**WHAT YOU ARE ASKED TO DO**
Whenever a line below mentions the word "true", that line should be copied.

━━━ EXERCISE INPUTS

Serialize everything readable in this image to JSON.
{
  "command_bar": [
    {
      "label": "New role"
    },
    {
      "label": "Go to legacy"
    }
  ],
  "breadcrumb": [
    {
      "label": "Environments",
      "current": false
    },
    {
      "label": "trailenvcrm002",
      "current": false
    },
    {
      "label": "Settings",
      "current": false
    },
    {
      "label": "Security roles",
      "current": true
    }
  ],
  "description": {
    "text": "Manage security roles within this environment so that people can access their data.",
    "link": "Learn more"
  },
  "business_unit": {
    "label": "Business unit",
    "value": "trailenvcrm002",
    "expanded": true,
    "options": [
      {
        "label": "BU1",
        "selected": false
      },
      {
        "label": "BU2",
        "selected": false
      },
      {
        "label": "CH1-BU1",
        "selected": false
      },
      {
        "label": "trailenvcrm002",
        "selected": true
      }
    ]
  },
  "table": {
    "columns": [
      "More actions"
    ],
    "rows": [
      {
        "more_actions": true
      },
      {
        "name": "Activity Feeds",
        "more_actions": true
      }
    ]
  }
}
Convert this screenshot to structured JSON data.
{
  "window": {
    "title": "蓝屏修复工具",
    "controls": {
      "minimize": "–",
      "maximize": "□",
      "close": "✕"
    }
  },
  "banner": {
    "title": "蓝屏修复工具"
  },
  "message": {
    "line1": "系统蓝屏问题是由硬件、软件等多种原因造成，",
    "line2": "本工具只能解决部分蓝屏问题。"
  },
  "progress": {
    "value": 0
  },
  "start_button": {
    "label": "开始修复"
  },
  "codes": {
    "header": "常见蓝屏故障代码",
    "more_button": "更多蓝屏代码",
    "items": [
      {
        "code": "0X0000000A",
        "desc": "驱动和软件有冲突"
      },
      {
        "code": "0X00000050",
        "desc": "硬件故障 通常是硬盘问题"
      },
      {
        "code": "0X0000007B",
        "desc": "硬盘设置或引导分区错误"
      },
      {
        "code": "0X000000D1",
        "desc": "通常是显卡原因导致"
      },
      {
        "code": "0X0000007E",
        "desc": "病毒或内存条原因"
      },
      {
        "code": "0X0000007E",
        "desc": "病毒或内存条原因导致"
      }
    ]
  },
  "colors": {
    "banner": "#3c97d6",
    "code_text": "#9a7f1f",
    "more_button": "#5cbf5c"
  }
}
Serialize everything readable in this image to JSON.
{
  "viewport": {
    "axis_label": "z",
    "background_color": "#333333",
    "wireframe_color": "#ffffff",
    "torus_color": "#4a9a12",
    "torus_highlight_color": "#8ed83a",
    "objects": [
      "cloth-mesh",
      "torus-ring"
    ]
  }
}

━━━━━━

**OUTPUT FOR THIS EXERCISE**
      "current": true
    "expanded": true,
        "selected": true
        "more_actions": true
        "more_actions": true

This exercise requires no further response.